◆ **Exercise**
Give back all the entries below. Omit none of them.

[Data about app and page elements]
■ ■ ■ ■ ■

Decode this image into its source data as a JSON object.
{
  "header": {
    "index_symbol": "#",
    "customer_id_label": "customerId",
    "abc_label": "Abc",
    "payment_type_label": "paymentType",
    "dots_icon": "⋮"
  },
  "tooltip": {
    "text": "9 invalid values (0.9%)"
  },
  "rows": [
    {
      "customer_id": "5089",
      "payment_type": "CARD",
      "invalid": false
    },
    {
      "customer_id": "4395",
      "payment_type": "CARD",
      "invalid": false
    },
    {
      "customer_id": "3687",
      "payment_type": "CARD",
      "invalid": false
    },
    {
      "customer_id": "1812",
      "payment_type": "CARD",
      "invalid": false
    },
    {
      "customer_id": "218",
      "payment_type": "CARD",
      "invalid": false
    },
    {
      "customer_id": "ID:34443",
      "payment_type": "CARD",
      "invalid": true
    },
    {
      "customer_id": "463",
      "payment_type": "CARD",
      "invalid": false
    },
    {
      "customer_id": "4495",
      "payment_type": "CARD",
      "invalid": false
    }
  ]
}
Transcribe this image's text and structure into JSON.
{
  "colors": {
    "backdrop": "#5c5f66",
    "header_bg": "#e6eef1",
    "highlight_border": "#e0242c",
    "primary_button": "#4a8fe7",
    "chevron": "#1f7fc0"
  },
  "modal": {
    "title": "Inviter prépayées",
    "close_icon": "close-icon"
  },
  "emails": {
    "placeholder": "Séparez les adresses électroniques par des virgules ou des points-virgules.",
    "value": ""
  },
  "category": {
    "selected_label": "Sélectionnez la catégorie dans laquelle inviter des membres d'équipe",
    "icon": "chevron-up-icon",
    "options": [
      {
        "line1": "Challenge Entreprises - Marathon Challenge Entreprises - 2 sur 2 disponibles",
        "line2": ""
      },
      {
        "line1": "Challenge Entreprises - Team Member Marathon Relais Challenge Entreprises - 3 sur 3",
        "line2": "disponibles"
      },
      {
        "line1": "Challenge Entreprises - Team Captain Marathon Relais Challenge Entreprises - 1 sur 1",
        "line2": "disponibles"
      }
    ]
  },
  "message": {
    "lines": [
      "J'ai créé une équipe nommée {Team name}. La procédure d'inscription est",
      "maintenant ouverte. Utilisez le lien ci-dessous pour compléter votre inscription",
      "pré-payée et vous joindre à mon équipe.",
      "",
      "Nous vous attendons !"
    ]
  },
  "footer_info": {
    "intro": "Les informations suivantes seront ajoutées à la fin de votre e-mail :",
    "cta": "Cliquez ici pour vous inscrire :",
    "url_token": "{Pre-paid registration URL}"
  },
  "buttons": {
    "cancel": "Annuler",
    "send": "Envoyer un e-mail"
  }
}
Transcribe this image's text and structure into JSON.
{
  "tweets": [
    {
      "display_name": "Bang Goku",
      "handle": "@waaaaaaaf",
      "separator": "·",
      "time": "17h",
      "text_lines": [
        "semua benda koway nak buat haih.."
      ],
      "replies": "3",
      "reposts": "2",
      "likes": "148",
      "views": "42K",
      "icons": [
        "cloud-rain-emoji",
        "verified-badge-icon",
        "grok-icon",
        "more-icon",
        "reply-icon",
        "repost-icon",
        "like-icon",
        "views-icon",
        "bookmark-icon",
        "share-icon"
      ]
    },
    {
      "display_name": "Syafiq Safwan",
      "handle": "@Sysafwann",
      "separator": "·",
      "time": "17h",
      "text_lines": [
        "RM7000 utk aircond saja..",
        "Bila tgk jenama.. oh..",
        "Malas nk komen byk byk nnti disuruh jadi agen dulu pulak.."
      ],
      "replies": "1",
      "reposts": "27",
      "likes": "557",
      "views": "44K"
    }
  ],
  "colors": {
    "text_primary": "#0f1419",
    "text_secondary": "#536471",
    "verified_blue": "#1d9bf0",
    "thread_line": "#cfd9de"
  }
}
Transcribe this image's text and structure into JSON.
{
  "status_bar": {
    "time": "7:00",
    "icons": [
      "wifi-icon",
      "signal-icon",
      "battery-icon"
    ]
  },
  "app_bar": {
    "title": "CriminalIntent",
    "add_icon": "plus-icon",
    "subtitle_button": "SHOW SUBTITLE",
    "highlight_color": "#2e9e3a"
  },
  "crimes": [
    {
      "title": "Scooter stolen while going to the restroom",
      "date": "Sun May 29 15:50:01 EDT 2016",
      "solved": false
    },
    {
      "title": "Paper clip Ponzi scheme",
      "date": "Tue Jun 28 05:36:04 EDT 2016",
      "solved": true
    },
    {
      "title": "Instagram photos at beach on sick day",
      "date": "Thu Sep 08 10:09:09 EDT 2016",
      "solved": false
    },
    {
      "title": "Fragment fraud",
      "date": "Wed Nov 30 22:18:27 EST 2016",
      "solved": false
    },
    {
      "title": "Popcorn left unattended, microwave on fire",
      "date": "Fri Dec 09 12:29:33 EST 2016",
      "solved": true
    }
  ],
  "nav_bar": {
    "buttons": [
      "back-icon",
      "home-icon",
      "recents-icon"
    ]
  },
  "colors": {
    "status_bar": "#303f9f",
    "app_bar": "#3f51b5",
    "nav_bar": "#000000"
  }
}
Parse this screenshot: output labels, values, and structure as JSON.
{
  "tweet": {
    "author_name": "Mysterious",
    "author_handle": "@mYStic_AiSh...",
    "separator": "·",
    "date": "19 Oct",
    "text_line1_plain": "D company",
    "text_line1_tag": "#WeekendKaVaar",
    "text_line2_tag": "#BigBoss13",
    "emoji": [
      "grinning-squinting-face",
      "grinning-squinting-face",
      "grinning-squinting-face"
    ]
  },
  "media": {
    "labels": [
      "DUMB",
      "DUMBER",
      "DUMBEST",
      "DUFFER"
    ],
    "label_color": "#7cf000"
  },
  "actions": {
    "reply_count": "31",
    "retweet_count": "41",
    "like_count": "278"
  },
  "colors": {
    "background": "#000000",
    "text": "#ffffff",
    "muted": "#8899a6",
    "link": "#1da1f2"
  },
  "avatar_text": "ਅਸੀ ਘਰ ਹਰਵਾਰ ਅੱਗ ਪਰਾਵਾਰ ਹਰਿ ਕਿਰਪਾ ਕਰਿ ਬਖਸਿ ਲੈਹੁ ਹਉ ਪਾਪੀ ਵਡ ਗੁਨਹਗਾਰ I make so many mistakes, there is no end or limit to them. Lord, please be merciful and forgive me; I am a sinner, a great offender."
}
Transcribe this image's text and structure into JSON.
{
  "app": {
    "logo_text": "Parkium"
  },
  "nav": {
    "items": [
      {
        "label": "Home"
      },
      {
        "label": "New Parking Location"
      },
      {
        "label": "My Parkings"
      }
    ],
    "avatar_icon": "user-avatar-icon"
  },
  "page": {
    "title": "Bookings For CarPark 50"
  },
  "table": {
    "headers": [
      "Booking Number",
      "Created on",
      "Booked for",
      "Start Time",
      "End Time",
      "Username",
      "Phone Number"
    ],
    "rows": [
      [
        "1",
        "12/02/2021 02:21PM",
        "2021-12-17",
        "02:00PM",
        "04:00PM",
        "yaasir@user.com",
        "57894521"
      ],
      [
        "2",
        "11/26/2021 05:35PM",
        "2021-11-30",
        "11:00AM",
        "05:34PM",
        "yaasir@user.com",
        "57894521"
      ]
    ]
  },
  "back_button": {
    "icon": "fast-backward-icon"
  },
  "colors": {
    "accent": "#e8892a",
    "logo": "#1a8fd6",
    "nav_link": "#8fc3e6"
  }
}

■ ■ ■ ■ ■

◆ **Solution below**
Decode this image into its source data as a JSON object.
{
  "header": {
    "index_symbol": "#",
    "customer_id_label": "customerId",
    "abc_label": "Abc",
    "payment_type_label": "paymentType",
    "dots_icon": "⋮"
  },
  "tooltip": {
    "text": "9 invalid values (0.9%)"
  },
  "rows": [
    {
      "customer_id": "5089",
      "payment_type": "CARD",
      "invalid": false
    },
    {
      "customer_id": "4395",
      "payment_type": "CARD",
      "invalid": false
    },
    {
      "customer_id": "3687",
      "payment_type": "CARD",
      "invalid": false
    },
    {
      "customer_id": "1812",
      "payment_type": "CARD",
      "invalid": false
    },
    {
      "customer_id": "218",
      "payment_type": "CARD",
      "invalid": false
    },
    {
      "customer_id": "ID:34443",
      "payment_type": "CARD",
      "invalid": true
    },
    {
      "customer_id": "463",
      "payment_type": "CARD",
      "invalid": false
    },
    {
      "customer_id": "4495",
      "payment_type": "CARD",
      "invalid": false
    }
  ]
}
Transcribe this image's text and structure into JSON.
{
  "colors": {
    "backdrop": "#5c5f66",
    "header_bg": "#e6eef1",
    "highlight_border": "#e0242c",
    "primary_button": "#4a8fe7",
    "chevron": "#1f7fc0"
  },
  "modal": {
    "title": "Inviter prépayées",
    "close_icon": "close-icon"
  },
  "emails": {
    "placeholder": "Séparez les adresses électroniques par des virgules ou des points-virgules.",
    "value": ""
  },
  "category": {
    "selected_label": "Sélectionnez la catégorie dans laquelle inviter des membres d'équipe",
    "icon": "chevron-up-icon",
    "options": [
      {
        "line1": "Challenge Entreprises - Marathon Challenge Entreprises - 2 sur 2 disponibles",
        "line2": ""
      },
      {
        "line1": "Challenge Entreprises - Team Member Marathon Relais Challenge Entreprises - 3 sur 3",
        "line2": "disponibles"
      },
      {
        "line1": "Challenge Entreprises - Team Captain Marathon Relais Challenge Entreprises - 1 sur 1",
        "line2": "disponibles"
      }
    ]
  },
  "message": {
    "lines": [
      "J'ai créé une équipe nommée {Team name}. La procédure d'inscription est",
      "maintenant ouverte. Utilisez le lien ci-dessous pour compléter votre inscription",
      "pré-payée et vous joindre à mon équipe.",
      "",
      "Nous vous attendons !"
    ]
  },
  "footer_info": {
    "intro": "Les informations suivantes seront ajoutées à la fin de votre e-mail :",
    "cta": "Cliquez ici pour vous inscrire :",
    "url_token": "{Pre-paid registration URL}"
  },
  "buttons": {
    "cancel": "Annuler",
    "send": "Envoyer un e-mail"
  }
}
Transcribe this image's text and structure into JSON.
{
  "tweets": [
    {
      "display_name": "Bang Goku",
      "handle": "@waaaaaaaf",
      "separator": "·",
      "time": "17h",
      "text_lines": [
        "semua benda koway nak buat haih.."
      ],
      "replies": "3",
      "reposts": "2",
      "likes": "148",
      "views": "42K",
      "icons": [
        "cloud-rain-emoji",
        "verified-badge-icon",
        "grok-icon",
        "more-icon",
        "reply-icon",
        "repost-icon",
        "like-icon",
        "views-icon",
        "bookmark-icon",
        "share-icon"
      ]
    },
    {
      "display_name": "Syafiq Safwan",
      "handle": "@Sysafwann",
      "separator": "·",
      "time": "17h",
      "text_lines": [
        "RM7000 utk aircond saja..",
        "Bila tgk jenama.. oh..",
        "Malas nk komen byk byk nnti disuruh jadi agen dulu pulak.."
      ],
      "replies": "1",
      "reposts": "27",
      "likes": "557",
      "views": "44K"
    }
  ],
  "colors": {
    "text_primary": "#0f1419",
    "text_secondary": "#536471",
    "verified_blue": "#1d9bf0",
    "thread_line": "#cfd9de"
  }
}
Transcribe this image's text and structure into JSON.
{
  "status_bar": {
    "time": "7:00",
    "icons": [
      "wifi-icon",
      "signal-icon",
      "battery-icon"
    ]
  },
  "app_bar": {
    "title": "CriminalIntent",
    "add_icon": "plus-icon",
    "subtitle_button": "SHOW SUBTITLE",
    "highlight_color": "#2e9e3a"
  },
  "crimes": [
    {
      "title": "Scooter stolen while going to the restroom",
      "date": "Sun May 29 15:50:01 EDT 2016",
      "solved": false
    },
    {
      "title": "Paper clip Ponzi scheme",
      "date": "Tue Jun 28 05:36:04 EDT 2016",
      "solved": true
    },
    {
      "title": "Instagram photos at beach on sick day",
      "date": "Thu Sep 08 10:09:09 EDT 2016",
      "solved": false
    },
    {
      "title": "Fragment fraud",
      "date": "Wed Nov 30 22:18:27 EST 2016",
      "solved": false
    },
    {
      "title": "Popcorn left unattended, microwave on fire",
      "date": "Fri Dec 09 12:29:33 EST 2016",
      "solved": true
    }
  ],
  "nav_bar": {
    "buttons": [
      "back-icon",
      "home-icon",
      "recents-icon"
    ]
  },
  "colors": {
    "status_bar": "#303f9f",
    "app_bar": "#3f51b5",
    "nav_bar": "#000000"
  }
}
Parse this screenshot: output labels, values, and structure as JSON.
{
  "tweet": {
    "author_name": "Mysterious",
    "author_handle": "@mYStic_AiSh...",
    "separator": "·",
    "date": "19 Oct",
    "text_line1_plain": "D company",
    "text_line1_tag": "#WeekendKaVaar",
    "text_line2_tag": "#BigBoss13",
    "emoji": [
      "grinning-squinting-face",
      "grinning-squinting-face",
      "grinning-squinting-face"
    ]
  },
  "media": {
    "labels": [
      "DUMB",
      "DUMBER",
      "DUMBEST",
      "DUFFER"
    ],
    "label_color": "#7cf000"
  },
  "actions": {
    "reply_count": "31",
    "retweet_count": "41",
    "like_count": "278"
  },
  "colors": {
    "background": "#000000",
    "text": "#ffffff",
    "muted": "#8899a6",
    "link": "#1da1f2"
  },
  "avatar_text": "ਅਸੀ ਘਰ ਹਰਵਾਰ ਅੱਗ ਪਰਾਵਾਰ ਹਰਿ ਕਿਰਪਾ ਕਰਿ ਬਖਸਿ ਲੈਹੁ ਹਉ ਪਾਪੀ ਵਡ ਗੁਨਹਗਾਰ I make so many mistakes, there is no end or limit to them. Lord, please be merciful and forgive me; I am a sinner, a great offender."
}
Transcribe this image's text and structure into JSON.
{
  "app": {
    "logo_text": "Parkium"
  },
  "nav": {
    "items": [
      {
        "label": "Home"
      },
      {
        "label": "New Parking Location"
      },
      {
        "label": "My Parkings"
      }
    ],
    "avatar_icon": "user-avatar-icon"
  },
  "page": {
    "title": "Bookings For CarPark 50"
  },
  "table": {
    "headers": [
      "Booking Number",
      "Created on",
      "Booked for",
      "Start Time",
      "End Time",
      "Username",
      "Phone Number"
    ],
    "rows": [
      [
        "1",
        "12/02/2021 02:21PM",
        "2021-12-17",
        "02:00PM",
        "04:00PM",
        "yaasir@user.com",
        "57894521"
      ],
      [
        "2",
        "11/26/2021 05:35PM",
        "2021-11-30",
        "11:00AM",
        "05:34PM",
        "yaasir@user.com",
        "57894521"
      ]
    ]
  },
  "back_button": {
    "icon": "fast-backward-icon"
  },
  "colors": {
    "accent": "#e8892a",
    "logo": "#1a8fd6",
    "nav_link": "#8fc3e6"
  }
}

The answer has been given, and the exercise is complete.